Oyster pan roast
The oyster pan roast is perhaps the most historic New York City dish there is—and yet there is just one reliable place to try it.
Don’t be fooled by the archaic nomenclature: There’s nothing “pan roast” about this century-old NYC dish. It’s actually more a delectably rich soup, in which plump oysters and a soaked slice of toast float in a simple concoction of butter, cream, Worcestershire sauce, paprika, celery salt, and tomato-chile sauce. Tucking into a hot bowl of this velvety richness calls to mind a simpler time in Manhattan, when indigenous oysters were still plentiful and “uni” wasn’t yet a part of our collective seafood vocabulary.
According to William Grimes in Appetite City: A Culinary History of New York, during the first half of the 19th century the city's culinary culture revolved around the "perfect" plump New York oyster, plucked from New York Harbor, the Raritan River (in New Jersey), and the Long Island Sound. Raw oysters, roasted oysters, pickled oysters, fried oysters, oyster stews, oyster-stuffed turkeys—New Yorkers had at least 20 different ways of preparing their oysters. Six-cent “all you can eat” oyster bars lined Canal Street, and oyster carts, rather than hot dog stands, crowded the sidewalks.They were the great leveler of society, popular (and cheap enough) to appeal to the street urchins and luxury diners alike.
"Oysters, as everyone knew, were to New York what the lobster was to Boston and the crab to Baltimore—the local food par excellence," writes Grimes. It used to be that (the original) Fulton Market was the center of oyster activity. Now you must go to Grand Central for the closest (and only) approximation to the oyster cellars of yore.
Where: Oyster pan roasts, and countless other oyster dishes, have been served at Grand Central Terminal’s venerable Oyster Bar & Restaurant (89 E. 42nd St. nr. Park Ave., lower terminal, map) since 1913, when the landmark building opened. (In 1999, this spot won the James Beard America’s Classics award, which honors beloved locally-owned establishments serving quality food.) History aside, even the physical making of this dish is entwined with the building, as it harnesses the steam power that emanates from the station’s bowels: As our unionized waiter explained, the cooks use original steam-jacket kettles to heat the ingredients, which ensures that the temperature never rises above 250 degrees and the cream never curdles. If you sit at the main oyster bar, you can watch both the shuckers in action and the pan roasts being prepared.

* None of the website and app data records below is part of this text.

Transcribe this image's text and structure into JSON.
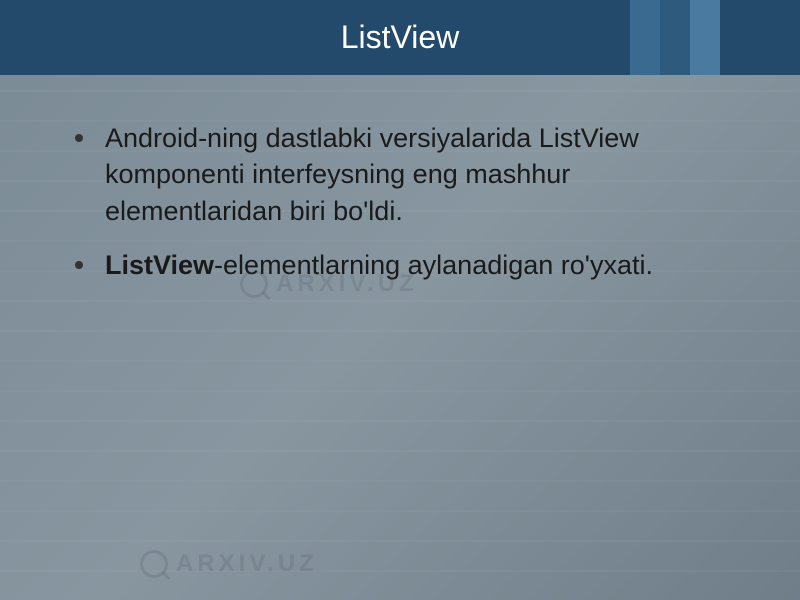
{
  "header": {
    "title": "ListView"
  },
  "watermark": {
    "text": "ARXIV.UZ"
  },
  "content": {
    "bullets": [
      {
        "text": "Android-ning dastlabki versiyalarida ListView komponenti interfeysning eng mashhur elementlaridan biri bo'ldi."
      },
      {
        "prefix_bold": "ListView",
        "suffix": "-elementlarning aylanadigan ro'yxati."
      }
    ]
  }
}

Good to know: In 1880, the city’s oyster beds still produced 700 million oysters a year. With industrialization, however, came pollution, and oystering was officially banned here in 1916, when bivalves were thought to be tied to typhoid fever. Though the Oyster Bar opened three years prior, it never sold NYC oysters. Long Island Blue Points are among the few local oysters of that time that still remain today.
When: Mon-Fri, 11:30am-9:30pm
Order: The oyster pan roast ($16.45), which comes with eight Blue Point oysters, a triangle of toast, and a whole lotta soup. (Note that the “oyster stew,” 50 cents cheaper, is nearly the same thing as the pan roast minus the slight spice from the chile sauce.) You can also swap out the oysters for clams, shrimp, or scallops in the stew and pan roast if you're not an oyster fan.
Start off with a dozen oysters from the raw bar; there’s always a large selection available from both coasts, including some from Long Island and Connecticut—which is as locavore as New York can get these days when it comes to oysters. Or try the fried oysters and Manhattan clam chowder. For dessert? It's gotta be the homemade New York cheesecake.
Alternatively: There’s not really an alternative to the quintessential oyster pan roast experience—you kind of need to be here in this historic, sprawling, cafeteria-like space, underground beneath the illuminated tile arches. Let us know in the comments if you find another one!